amfAR has been funding cure research for more than a decade, and in 2010 launched the amfAR Research Consortium on HIV Eradication (ARCHE).  As Dr. Rowena Johnston, the Foundation’s Vice President and Director of Research, said during the briefing, “We will leave no stone unturned.  The strength of the amfAR model is to bring researchers together to exchange ideas.” amfAR announced another set of ARCHE grants in June.

During the briefing a panel of four scientists discussed their research.  Three-time ARCHE grantee, Dr. Robert Siliciano of Johns Hopkins University School of Medicine, is studying ways to force latent HIV that is lying dormant in cells, to become active so that it can be targeted by antiretroviral therapy.  Dr. Siliciano has already identified several drugs that could potentially be used to reactivate latent virus and is looking for additional, more powerful options.

Dr. Keith Jerome of the Fred Hutchinson Cancer Research Center in Seattle is working to perfect a technique called gene editing, which uses an enzyme to find and remove the genetic sequence of HIV that has inserted itself into a cell’s own DNA or the protein it uses to enter the cell, leaving the cell HIV free.  “What we need,” he said, “are enzymes that cleave what we want.”


POZ Editor in Chief and amfAR Board Member Regan Hofmann, Dr. Paula Cannon, and Timothy Brown, the “Berlin Patient” at the U.S. Senate. 

Some elements of the immune system’s response to HIV, Dr. Peter Hunt of the University of California in San Francisco, explained, lead to detrimental effects on the heart and other organs as it wears them out prematurely, leading to chronic conditions such as heart disease.  He theorizes that we need to find ways to modulate the immune system’s response to HIV so that it can both delay the onset of AIDS, as well as minimize the side effects of an overly active immune system.

Dr. Paula Cannon, of the Keck School of Medicine of the University of Southern California, is leading efforts to eliminate HIV from the body by removing the CCR5 receptor from a patient’s own stem cells.  Without this receptor the virus can no longer infect cells and dies off.   

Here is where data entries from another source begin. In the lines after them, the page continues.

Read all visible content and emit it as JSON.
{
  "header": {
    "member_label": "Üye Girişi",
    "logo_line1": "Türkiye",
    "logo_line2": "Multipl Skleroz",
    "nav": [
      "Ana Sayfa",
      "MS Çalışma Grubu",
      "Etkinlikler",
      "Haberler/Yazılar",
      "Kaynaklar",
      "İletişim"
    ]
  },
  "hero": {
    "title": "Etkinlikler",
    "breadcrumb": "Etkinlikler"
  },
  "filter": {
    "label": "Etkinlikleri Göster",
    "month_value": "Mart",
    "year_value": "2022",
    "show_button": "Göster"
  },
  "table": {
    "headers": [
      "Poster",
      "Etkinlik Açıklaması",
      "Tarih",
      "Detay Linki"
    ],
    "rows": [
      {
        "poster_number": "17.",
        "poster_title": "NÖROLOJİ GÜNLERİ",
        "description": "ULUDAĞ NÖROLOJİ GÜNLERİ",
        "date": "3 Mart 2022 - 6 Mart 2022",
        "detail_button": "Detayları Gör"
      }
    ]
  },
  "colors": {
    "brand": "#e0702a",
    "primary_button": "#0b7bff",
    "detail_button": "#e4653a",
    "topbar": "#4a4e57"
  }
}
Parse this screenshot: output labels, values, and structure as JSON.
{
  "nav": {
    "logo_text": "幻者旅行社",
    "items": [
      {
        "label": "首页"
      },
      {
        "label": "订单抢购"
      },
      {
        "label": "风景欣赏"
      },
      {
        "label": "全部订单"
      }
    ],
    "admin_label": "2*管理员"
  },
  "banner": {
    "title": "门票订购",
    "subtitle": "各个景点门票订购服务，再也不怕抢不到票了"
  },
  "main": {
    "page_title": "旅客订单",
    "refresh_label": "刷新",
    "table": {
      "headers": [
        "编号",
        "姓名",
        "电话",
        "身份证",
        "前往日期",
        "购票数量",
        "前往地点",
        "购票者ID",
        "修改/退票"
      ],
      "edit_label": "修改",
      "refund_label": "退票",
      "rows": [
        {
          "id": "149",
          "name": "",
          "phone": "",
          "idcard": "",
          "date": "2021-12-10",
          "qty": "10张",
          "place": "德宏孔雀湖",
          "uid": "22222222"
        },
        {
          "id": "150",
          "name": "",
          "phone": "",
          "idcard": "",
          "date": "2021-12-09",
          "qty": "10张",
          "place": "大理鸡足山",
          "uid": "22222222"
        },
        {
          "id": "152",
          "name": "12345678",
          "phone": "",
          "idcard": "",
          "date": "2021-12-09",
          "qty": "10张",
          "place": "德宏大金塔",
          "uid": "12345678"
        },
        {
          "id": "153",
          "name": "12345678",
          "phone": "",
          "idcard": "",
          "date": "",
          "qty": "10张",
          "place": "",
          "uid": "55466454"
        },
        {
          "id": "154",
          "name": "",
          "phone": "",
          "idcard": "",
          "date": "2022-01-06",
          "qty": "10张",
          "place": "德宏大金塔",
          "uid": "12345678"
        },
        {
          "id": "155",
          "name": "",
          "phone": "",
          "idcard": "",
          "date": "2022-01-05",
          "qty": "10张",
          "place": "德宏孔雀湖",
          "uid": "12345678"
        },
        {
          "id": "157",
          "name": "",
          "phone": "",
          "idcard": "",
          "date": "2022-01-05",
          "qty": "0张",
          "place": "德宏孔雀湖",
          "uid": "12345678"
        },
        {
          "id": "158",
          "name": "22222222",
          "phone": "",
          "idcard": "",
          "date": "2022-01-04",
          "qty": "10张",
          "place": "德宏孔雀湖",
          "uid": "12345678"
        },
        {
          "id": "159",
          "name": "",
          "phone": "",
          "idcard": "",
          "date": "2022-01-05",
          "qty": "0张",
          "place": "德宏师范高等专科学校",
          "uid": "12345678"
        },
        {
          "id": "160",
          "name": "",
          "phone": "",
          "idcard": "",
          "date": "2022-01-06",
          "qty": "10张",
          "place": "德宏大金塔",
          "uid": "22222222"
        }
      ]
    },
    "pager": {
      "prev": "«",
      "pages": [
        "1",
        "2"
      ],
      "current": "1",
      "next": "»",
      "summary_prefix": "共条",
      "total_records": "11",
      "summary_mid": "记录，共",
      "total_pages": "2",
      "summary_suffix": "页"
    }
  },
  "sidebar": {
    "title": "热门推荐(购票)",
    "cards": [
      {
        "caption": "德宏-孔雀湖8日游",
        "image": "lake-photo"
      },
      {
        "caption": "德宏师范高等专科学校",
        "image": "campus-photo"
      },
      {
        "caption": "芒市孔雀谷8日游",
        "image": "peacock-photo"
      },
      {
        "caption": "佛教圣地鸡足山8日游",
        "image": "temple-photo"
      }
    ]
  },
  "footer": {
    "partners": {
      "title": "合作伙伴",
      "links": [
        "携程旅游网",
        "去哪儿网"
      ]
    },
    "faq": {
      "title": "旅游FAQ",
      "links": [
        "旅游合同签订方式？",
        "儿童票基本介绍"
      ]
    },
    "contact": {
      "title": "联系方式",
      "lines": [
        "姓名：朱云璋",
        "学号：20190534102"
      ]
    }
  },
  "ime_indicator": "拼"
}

The second half of the briefing shed light on the policy aspects of HIV/AIDS research.  Dr. Carl W. Dieffenbach, director of the Division of AIDS at the National Institute of Allergy and Infectious Diseases at the National Institutes of Health, said that proper investments in research now will pay off in the future – and could change the course of the epidemic. “Ultimately, through a vaccine and cure, we will really begin to create an AIDS-free generation,” he said. 

Regan Hofmann, editor of POZ magazine and an amfAR trustee, also urged policymakers to seize on recent scientific advancements now. “We don’t want to give false hope, but those who understand the science understand that we are there. This is our moment.”

Dr. Jerome Zack of the UCLA Center for AIDS Research and Chris Collins, amfAR’s Vice President and Director of Public Policy, discussed the issue of funding for cure research. Support for scientific research in general is threatened.  Last year, when a bipartisan Congressional committee failed to agree on a plan to achieve $1.2 trillion in deficit reductions an enforcement mechanism was triggered that will result in across-the-board spending cuts via sequestration. 

Unless it is voted down by Congress this fall, sequestration will take $300 million out of AIDS research by flat-funding the National Institutes of Health.  “If this were a business,” said Collins, “now is not the time to divest.”